If you read someone like Amiri Baraka, whose wonderful book, Blues People, gives a poignant overview of the historical arc of blues in America, you might be tempted to believe that field hollers grew into blues grew into jazz, and that anything that isn't moving further along that trajectory is somehow developmentally arrested or creatively barren.

But even as we witness the slow motion collapse of the record industry--and watch it devour the diversity and originality of mainstream American music in its death throes--new envelope pushers keep emerging, invariably rooted in blues.

Most recently, I'd point to the dependable, if not very flashy, Gary Clark, Jr., and his debut album Blak and Blu; Ben Harper's re-emergence with Charlie Musselwhite, whose latest songs have exposed even more of the blues bone that underlies the meat of his writing style; and the inventively raw chord progressions of Vintage Trouble.  There are, of course, more.

Not that this kind of thing hasn't been happening for decades.  Is there any better name than alternative blues for the ground Hendrix was exploring in songs like "Stone Free" or "Voodoo Chile (Slight Return)"?  Or for that matter, what Muddy Waters was doing with the album After the Rain?

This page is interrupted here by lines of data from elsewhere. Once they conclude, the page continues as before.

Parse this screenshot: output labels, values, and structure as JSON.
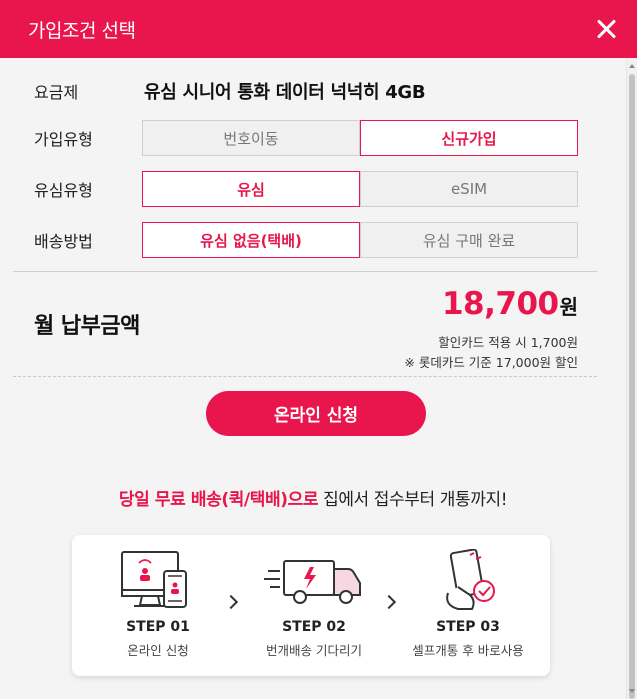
{
  "header": {
    "title": "가입조건 선택"
  },
  "plan": {
    "label": "요금제",
    "name": "유심 시니어 통화 데이터 넉넉히 4GB"
  },
  "join_type": {
    "label": "가입유형",
    "options": [
      "번호이동",
      "신규가입"
    ],
    "selected": "신규가입"
  },
  "sim_type": {
    "label": "유심유형",
    "options": [
      "유심",
      "eSIM"
    ],
    "selected": "유심"
  },
  "delivery": {
    "label": "배송방법",
    "options": [
      "유심 없음(택배)",
      "유심 구매 완료"
    ],
    "selected": "유심 없음(택배)"
  },
  "payment": {
    "label": "월 납부금액",
    "amount": "18,700",
    "unit": "원",
    "discount_note": "할인카드 적용 시 1,700원",
    "card_note": "※ 롯데카드 기준 17,000원 할인"
  },
  "apply_button": {
    "label": "온라인 신청"
  },
  "promo": {
    "highlight": "당일 무료 배송(퀵/택배)으로",
    "rest": " 집에서 접수부터 개통까지!"
  },
  "steps": [
    {
      "title": "STEP 01",
      "desc": "온라인 신청",
      "icon": "computer-phone-icon"
    },
    {
      "title": "STEP 02",
      "desc": "번개배송 기다리기",
      "icon": "delivery-truck-icon"
    },
    {
      "title": "STEP 03",
      "desc": "셀프개통 후 바로사용",
      "icon": "phone-check-icon"
    }
  ],
  "colors": {
    "accent": "#e8164c",
    "background": "#f4f4f4"
  }
}
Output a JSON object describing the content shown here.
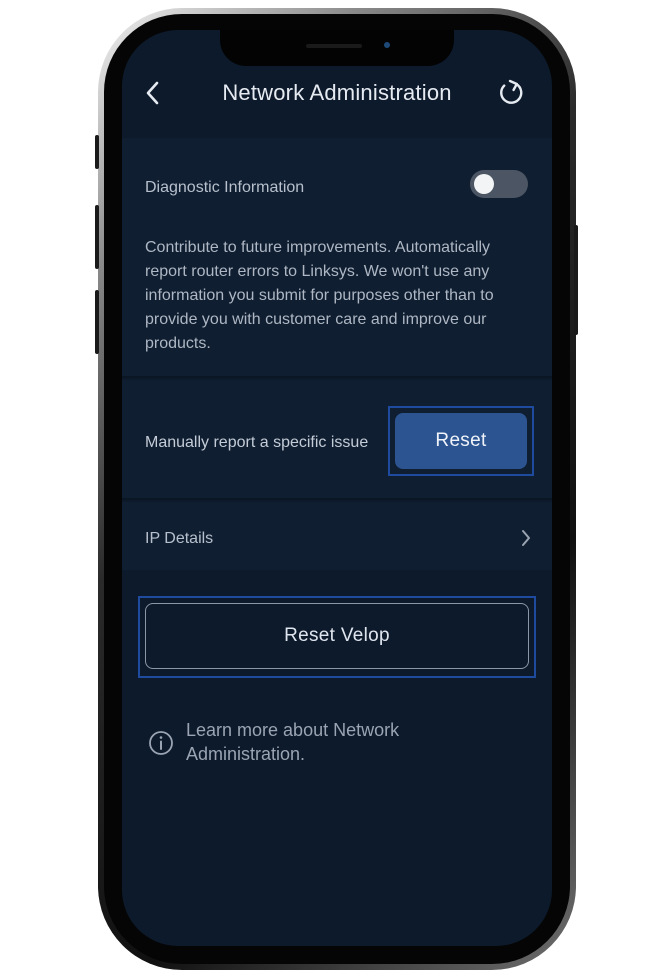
{
  "header": {
    "title": "Network Administration",
    "back_icon": "chevron-left-icon",
    "refresh_icon": "refresh-icon"
  },
  "diagnostic": {
    "label": "Diagnostic Information",
    "toggle_on": false,
    "description": "Contribute to future improvements. Automatically report router errors to Linksys. We won't use any information you submit for purposes other than to provide you with customer care and improve our products."
  },
  "manual_report": {
    "label": "Manually report a specific issue",
    "button_label": "Reset"
  },
  "ip_details": {
    "label": "IP Details"
  },
  "reset_velop": {
    "button_label": "Reset Velop"
  },
  "learn_more": {
    "text": "Learn more about Network Administration."
  },
  "colors": {
    "screen_bg": "#0d1a2b",
    "card_bg": "#0f1e31",
    "accent_button": "#2c5490",
    "highlight_border": "#1f4b9e",
    "toggle_off": "#4b5563"
  }
}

Still, inasmuch as a term like "alt blues" serves as a quick way to communicate the general contours of an otherwise hard to describe musical subgenre ("grindcore," anyone?), it can only be useful if it's viewed as just that, a shorthand to describe a rough collection of trends rather than an unbending categorical designation.

Which had me thinking further: do these artists stand out as being of-the-moment and their art as still having life not because of their unbending dedication to their roots but rather because they take an unconventional approach to the larger style?  Indeed, their kind of reinvention stands in stark contrast to many blues musicians I've come across who are so orthodox in their view of what constitutes "blues" that their playing is boring, soulless--because there's none of them in their playing, only pre-approved riffs handed down by the guitar gods of yore.  It's a cultish attitude, as if these limited number of sounds were edicts from on high meant to mark the boundary of what can be considered "blues," and it's the enemy of playing music that grows and changes with the world around it.  (And here the old adage pops to mind, about how the wind can't break a tree that bends.)

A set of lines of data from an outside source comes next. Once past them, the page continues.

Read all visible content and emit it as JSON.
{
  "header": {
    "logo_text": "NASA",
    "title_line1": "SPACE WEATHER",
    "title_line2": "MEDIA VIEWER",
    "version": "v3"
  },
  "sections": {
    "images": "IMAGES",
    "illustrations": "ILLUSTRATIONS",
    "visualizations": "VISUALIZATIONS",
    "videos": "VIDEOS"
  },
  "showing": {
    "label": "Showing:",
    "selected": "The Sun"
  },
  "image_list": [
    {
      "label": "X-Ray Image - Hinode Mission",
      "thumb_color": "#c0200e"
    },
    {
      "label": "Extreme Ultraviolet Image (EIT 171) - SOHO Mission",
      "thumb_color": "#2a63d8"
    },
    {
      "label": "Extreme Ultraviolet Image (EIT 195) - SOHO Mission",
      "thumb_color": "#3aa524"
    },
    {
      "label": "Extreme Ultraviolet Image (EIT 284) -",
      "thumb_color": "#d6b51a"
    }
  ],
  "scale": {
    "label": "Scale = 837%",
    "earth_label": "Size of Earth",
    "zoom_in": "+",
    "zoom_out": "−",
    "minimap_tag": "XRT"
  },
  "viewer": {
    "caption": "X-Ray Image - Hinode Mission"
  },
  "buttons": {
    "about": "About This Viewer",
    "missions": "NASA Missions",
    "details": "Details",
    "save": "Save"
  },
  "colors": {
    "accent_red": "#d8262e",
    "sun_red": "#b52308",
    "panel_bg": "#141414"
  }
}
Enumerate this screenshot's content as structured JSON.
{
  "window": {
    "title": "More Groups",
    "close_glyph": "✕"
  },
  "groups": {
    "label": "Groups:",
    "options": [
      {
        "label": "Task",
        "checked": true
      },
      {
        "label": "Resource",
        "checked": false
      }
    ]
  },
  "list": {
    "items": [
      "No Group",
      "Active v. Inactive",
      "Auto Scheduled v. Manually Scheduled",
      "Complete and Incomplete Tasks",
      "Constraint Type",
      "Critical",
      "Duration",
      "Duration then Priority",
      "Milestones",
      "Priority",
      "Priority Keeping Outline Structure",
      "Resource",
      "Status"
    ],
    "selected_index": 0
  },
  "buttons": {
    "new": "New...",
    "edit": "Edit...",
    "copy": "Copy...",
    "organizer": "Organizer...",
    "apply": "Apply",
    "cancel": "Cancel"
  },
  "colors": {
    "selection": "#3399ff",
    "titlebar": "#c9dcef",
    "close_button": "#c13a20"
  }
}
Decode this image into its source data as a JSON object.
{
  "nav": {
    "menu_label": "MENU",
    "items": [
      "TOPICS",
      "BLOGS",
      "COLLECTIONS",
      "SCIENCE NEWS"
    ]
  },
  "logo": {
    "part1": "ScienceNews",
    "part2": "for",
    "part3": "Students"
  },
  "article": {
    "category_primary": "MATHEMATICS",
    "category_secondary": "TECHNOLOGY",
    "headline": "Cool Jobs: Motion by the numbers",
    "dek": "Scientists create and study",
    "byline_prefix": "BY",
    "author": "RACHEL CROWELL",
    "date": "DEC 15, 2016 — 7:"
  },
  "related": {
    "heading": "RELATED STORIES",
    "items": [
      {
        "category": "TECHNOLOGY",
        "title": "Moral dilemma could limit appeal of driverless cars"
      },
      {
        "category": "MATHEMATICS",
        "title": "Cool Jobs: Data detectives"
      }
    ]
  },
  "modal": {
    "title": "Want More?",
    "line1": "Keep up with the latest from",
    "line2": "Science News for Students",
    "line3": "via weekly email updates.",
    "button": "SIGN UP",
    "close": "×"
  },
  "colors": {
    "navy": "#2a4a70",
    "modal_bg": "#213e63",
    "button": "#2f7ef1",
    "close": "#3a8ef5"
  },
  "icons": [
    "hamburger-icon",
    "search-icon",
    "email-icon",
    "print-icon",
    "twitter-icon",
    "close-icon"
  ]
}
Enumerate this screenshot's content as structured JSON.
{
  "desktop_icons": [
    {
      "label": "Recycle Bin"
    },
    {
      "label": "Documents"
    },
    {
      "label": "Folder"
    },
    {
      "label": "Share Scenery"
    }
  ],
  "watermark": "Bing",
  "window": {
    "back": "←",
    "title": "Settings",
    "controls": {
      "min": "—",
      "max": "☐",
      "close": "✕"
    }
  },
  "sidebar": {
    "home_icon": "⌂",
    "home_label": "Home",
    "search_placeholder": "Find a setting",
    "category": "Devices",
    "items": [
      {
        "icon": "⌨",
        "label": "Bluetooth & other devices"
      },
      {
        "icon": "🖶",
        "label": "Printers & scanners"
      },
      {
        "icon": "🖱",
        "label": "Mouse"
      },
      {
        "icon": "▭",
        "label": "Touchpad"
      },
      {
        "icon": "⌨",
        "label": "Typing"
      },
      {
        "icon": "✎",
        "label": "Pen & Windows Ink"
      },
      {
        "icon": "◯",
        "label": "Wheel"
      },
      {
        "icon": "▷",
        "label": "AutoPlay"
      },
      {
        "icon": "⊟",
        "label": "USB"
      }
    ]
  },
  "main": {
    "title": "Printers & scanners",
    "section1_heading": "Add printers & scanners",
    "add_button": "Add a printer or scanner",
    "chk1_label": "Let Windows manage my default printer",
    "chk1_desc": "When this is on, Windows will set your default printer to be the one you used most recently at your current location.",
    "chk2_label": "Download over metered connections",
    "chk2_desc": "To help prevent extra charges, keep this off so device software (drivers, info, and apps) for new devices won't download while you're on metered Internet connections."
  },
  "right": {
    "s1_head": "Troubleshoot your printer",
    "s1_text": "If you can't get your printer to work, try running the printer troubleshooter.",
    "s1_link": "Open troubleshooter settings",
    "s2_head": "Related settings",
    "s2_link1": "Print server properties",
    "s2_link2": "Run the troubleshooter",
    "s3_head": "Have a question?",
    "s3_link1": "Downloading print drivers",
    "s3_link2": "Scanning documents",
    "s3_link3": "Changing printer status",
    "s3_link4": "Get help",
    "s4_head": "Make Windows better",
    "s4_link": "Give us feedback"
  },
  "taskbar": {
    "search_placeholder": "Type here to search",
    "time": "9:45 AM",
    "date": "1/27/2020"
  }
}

This isn't at all to pooh-pooh the contributions of said guitar gods (or bass gods, or drum gods, or whatever deity you bow to when you throw on your favorite tunes)--how could I?--but rather to point out that these players set their stars in the musical firmament by expanding the blues vocabulary, not by piously toeing the accepted lines.

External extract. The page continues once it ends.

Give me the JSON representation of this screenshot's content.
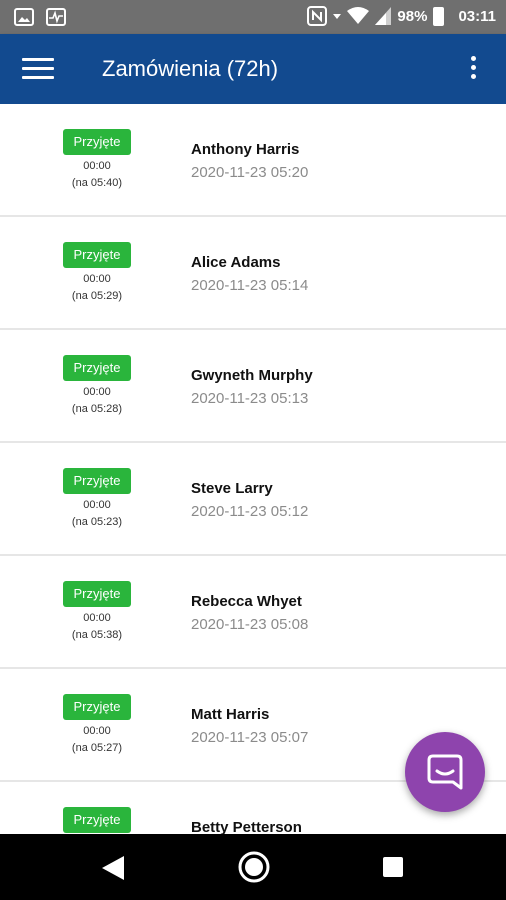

Admittedly, "alternative blues" is a pretty inelegant term.  "Alternative" to what?  English blues?  Rhythm-and-blues?  I suspect it was originally meant as an alternative to classic blues, but that seems misguided--a child is not an "alternative" to its parent.  What the term does seem to get at, in its own clumsy way, is the energy and resilience that manages to keep blues alive and kicking in these strange artistic times.